Reading the Sunday papers before setting off round the doorsteps again was really encouraging with another dynamite poll for the SNP that puts the SNP 13% ahead of Labour and even MacWhirter’s always-measured blog can’t quite stifle a tone of wonderment. But today I was struck by a discrepancy. Whereas you can almost bet that most media issues (pensions; housing; even immigration) will crop up on whatever set of doorsteps you’re on, sectarianism does not and football itself only gets mentioned if you’re interrupting a match.

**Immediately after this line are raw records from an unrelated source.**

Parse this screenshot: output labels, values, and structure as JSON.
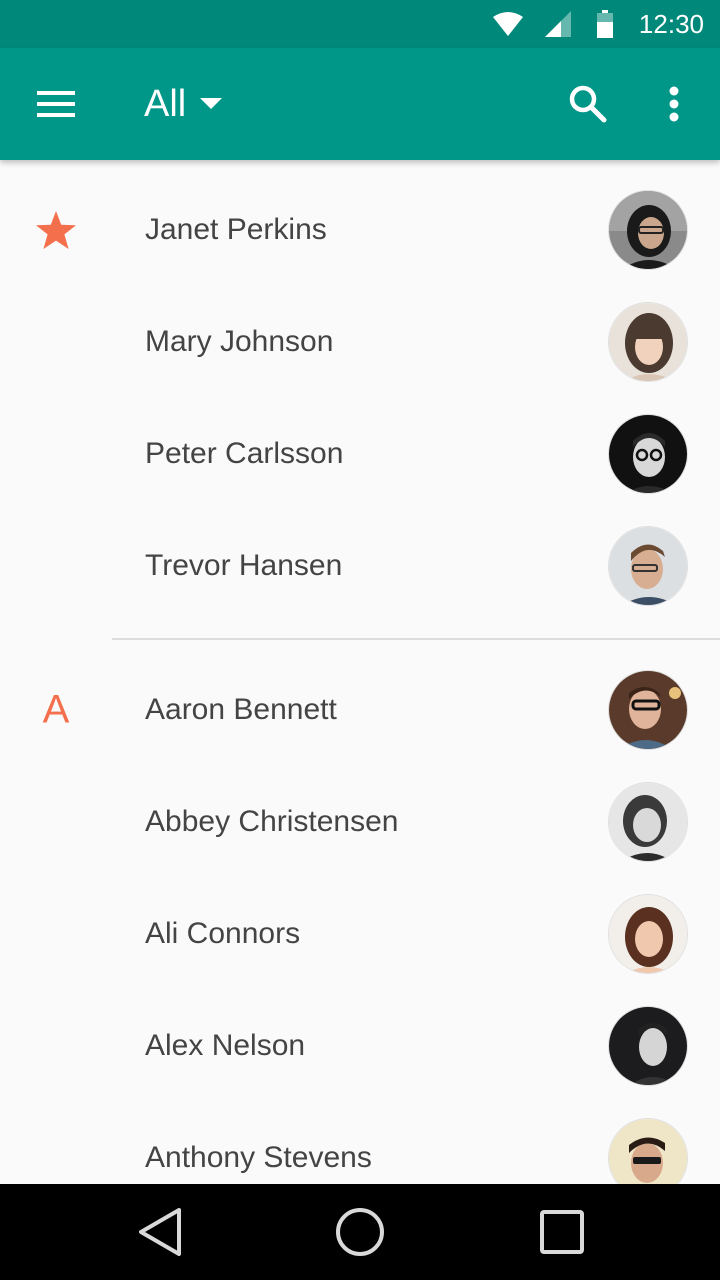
{
  "status_bar": {
    "time": "12:30",
    "icons": [
      "wifi-icon",
      "cell-signal-icon",
      "battery-icon"
    ]
  },
  "app_bar": {
    "menu_icon": "menu-icon",
    "filter_label": "All",
    "filter_icon": "arrow-drop-down-icon",
    "search_icon": "search-icon",
    "more_icon": "more-vert-icon",
    "background_color": "#009688",
    "status_color": "#00897b"
  },
  "contacts": {
    "favorites_marker": "star-icon",
    "section_letter": "A",
    "accent_color": "#f4704c",
    "favorites": [
      {
        "name": "Janet Perkins"
      },
      {
        "name": "Mary Johnson"
      },
      {
        "name": "Peter Carlsson"
      },
      {
        "name": "Trevor Hansen"
      }
    ],
    "section_a": [
      {
        "name": "Aaron Bennett"
      },
      {
        "name": "Abbey Christensen"
      },
      {
        "name": "Ali Connors"
      },
      {
        "name": "Alex Nelson"
      },
      {
        "name": "Anthony Stevens"
      }
    ]
  },
  "nav_bar": {
    "buttons": [
      "back-icon",
      "home-icon",
      "recents-icon"
    ]
  }
}
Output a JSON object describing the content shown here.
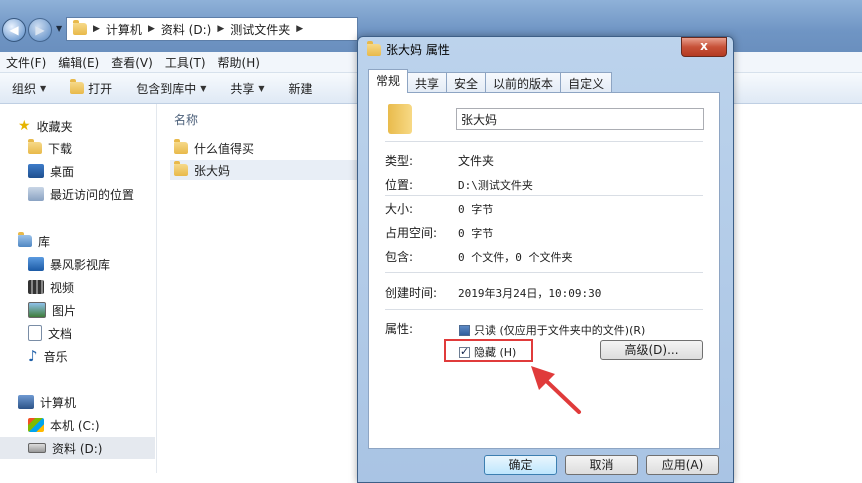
{
  "explorer": {
    "breadcrumbs": [
      "计算机",
      "资料 (D:)",
      "测试文件夹"
    ],
    "menu": [
      "文件(F)",
      "编辑(E)",
      "查看(V)",
      "工具(T)",
      "帮助(H)"
    ],
    "toolbar": {
      "organize": "组织",
      "open": "打开",
      "include_library": "包含到库中",
      "share": "共享",
      "new_folder": "新建"
    },
    "nav": {
      "favorites": "收藏夹",
      "downloads": "下载",
      "desktop": "桌面",
      "recent": "最近访问的位置",
      "libraries": "库",
      "storm_video": "暴风影视库",
      "videos": "视频",
      "pictures": "图片",
      "documents": "文档",
      "music": "音乐",
      "computer": "计算机",
      "drive_c": "本机 (C:)",
      "drive_d": "资料 (D:)"
    },
    "column_name": "名称",
    "files": [
      "什么值得买",
      "张大妈"
    ]
  },
  "dialog": {
    "title": "张大妈 属性",
    "close": "x",
    "tabs": [
      "常规",
      "共享",
      "安全",
      "以前的版本",
      "自定义"
    ],
    "name_value": "张大妈",
    "fields": {
      "type_label": "类型:",
      "type_value": "文件夹",
      "location_label": "位置:",
      "location_value": "D:\\测试文件夹",
      "size_label": "大小:",
      "size_value": "0 字节",
      "size_on_disk_label": "占用空间:",
      "size_on_disk_value": "0 字节",
      "contains_label": "包含:",
      "contains_value": "0 个文件，0 个文件夹",
      "created_label": "创建时间:",
      "created_value": "2019年3月24日，10:09:30",
      "attributes_label": "属性:"
    },
    "readonly_label": "只读 (仅应用于文件夹中的文件)(R)",
    "readonly_state": "indeterminate",
    "hidden_label": "隐藏 (H)",
    "hidden_state": "checked",
    "advanced_button": "高级(D)...",
    "ok_button": "确定",
    "cancel_button": "取消",
    "apply_button": "应用(A)",
    "highlight_color": "#e03b3b"
  }
}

It’s not that sectarianism doesn’t exist in East Lothian but it is a shadow of its importance in West Central Scotland—a fact highlighted yet again by recent failed attempts to send parcel bombs to Celtic supporters. Anywhere else in the country, such events would meet incredulity but there, however unacceptable, it’s seen as a regrettable part of the culture and reason for another 1,000 police to deploy at the next Old Firm match with collective fingers crossed.
Pride in your culture is a force for good—but not at the expense of any other culture. Glasgow formed as our cultural melting pot and that rich diversity gifted us all an outpouring of art and humour, as well as industry and sport. When the Clyde rang to a billion rivets, Old Firm matches were already intense but the chants, the flags, the violence mostly date from a decline in work and of pride in other things. In post-industrial Glasgow, pride has grown rarer. Many found it in football but, in as lively and gregarious city as Glasgow, the intensity seems to have got out of hand.
It is all very well for clubs and police to promise tough action against sectarianism and for authorities to purge any remnant of discrimination but people will always want to belong to something larger than themselves, something in which to take pride, however vicariously, especially when life has dealt them a poor hand.
Until we in Scotland accept that all of us must create new purpose for Glasgow, where it rediscovers its rightful place as the engine of Scotland, a cultural and economic dynamo that drives the country, we will find our future fragile if its economy stumbles. Then its feisty people will put their energies into such causes as are available to them. Football’s a great game but Glasgow could again be famous for much more than just the Old Firm.